## Records for processing

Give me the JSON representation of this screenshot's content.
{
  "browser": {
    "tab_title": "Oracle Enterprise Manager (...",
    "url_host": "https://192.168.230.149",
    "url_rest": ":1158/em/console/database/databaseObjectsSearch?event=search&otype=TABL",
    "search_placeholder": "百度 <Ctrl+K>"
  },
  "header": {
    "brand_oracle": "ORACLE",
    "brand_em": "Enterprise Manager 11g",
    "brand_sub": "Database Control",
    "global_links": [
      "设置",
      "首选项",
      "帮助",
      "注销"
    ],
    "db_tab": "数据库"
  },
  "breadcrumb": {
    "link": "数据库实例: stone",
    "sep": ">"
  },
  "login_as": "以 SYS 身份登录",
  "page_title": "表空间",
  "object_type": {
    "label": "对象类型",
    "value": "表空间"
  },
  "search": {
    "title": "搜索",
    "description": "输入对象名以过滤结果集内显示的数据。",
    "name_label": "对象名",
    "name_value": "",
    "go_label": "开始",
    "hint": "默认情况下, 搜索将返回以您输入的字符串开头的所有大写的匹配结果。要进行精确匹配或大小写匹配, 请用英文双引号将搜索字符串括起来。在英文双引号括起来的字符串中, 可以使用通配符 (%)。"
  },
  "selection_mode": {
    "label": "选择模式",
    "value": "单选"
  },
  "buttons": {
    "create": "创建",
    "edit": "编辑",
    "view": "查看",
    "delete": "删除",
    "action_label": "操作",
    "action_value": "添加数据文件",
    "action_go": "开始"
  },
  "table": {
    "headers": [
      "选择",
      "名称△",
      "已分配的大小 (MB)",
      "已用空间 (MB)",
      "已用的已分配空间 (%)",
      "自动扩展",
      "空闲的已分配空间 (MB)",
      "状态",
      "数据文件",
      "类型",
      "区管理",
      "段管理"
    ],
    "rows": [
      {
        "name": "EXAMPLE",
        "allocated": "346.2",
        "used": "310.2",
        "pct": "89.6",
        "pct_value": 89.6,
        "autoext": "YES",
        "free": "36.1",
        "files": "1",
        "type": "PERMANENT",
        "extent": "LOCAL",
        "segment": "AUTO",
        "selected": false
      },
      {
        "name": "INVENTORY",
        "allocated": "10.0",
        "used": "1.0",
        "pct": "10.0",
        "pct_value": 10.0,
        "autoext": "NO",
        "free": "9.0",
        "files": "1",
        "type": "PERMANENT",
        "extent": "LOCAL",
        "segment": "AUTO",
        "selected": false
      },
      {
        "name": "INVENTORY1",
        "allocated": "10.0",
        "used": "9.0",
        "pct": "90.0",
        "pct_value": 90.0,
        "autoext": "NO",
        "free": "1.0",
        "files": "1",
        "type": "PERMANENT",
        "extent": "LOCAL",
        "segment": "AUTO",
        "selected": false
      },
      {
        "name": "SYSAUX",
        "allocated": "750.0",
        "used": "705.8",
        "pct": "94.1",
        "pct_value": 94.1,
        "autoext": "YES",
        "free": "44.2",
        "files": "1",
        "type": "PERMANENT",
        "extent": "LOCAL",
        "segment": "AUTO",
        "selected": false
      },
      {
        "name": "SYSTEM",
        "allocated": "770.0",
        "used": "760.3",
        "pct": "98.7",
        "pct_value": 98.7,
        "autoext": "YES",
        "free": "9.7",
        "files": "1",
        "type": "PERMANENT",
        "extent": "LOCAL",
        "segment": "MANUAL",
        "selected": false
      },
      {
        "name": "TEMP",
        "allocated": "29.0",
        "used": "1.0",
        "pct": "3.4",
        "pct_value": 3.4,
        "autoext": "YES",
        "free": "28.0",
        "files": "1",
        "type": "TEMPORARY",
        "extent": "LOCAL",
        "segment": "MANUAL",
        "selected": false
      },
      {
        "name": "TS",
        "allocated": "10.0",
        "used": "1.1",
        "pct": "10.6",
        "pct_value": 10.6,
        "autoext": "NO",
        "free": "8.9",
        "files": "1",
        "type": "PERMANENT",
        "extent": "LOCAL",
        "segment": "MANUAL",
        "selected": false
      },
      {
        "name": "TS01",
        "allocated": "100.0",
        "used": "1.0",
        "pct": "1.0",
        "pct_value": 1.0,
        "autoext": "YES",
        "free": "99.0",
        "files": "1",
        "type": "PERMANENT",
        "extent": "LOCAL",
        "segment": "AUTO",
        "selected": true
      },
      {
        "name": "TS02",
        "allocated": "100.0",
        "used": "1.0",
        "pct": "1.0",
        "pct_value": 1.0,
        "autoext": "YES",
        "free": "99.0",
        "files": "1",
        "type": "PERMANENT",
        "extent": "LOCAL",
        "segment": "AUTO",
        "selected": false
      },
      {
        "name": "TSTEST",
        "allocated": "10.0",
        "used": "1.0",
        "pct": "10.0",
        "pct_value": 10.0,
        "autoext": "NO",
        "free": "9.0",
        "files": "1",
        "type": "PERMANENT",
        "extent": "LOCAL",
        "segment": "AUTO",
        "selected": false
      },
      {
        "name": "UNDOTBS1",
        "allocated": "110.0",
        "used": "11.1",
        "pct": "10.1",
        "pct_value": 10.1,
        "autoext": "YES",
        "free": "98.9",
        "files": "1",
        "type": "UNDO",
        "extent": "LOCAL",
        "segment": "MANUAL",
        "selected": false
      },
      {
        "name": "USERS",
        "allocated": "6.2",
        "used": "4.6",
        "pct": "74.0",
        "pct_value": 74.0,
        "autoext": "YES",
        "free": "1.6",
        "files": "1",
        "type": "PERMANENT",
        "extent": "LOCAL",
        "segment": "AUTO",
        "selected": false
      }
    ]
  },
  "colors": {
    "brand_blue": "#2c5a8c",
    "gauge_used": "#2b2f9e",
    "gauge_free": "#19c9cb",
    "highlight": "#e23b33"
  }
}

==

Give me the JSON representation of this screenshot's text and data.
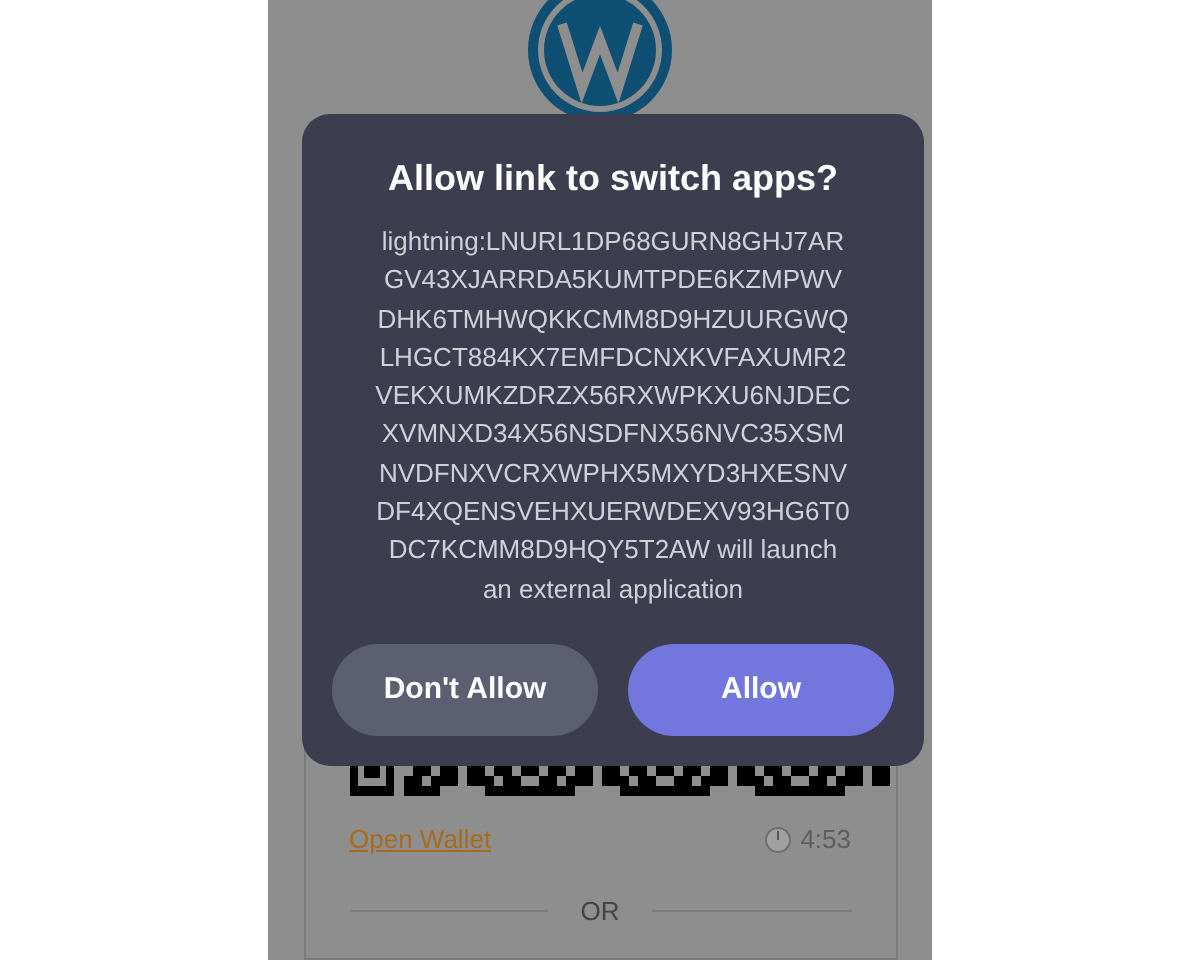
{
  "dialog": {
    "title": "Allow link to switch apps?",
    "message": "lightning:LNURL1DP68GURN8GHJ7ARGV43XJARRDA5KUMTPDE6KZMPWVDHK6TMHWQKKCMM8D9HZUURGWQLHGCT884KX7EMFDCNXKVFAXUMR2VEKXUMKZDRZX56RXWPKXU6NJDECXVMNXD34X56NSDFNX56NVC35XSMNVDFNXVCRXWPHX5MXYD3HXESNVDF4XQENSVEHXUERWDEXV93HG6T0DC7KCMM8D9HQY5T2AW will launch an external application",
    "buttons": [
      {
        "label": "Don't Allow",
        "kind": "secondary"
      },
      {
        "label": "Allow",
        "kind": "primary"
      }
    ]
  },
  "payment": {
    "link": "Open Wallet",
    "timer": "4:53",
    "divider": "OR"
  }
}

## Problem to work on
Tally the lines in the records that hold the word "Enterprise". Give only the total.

## Written solution
2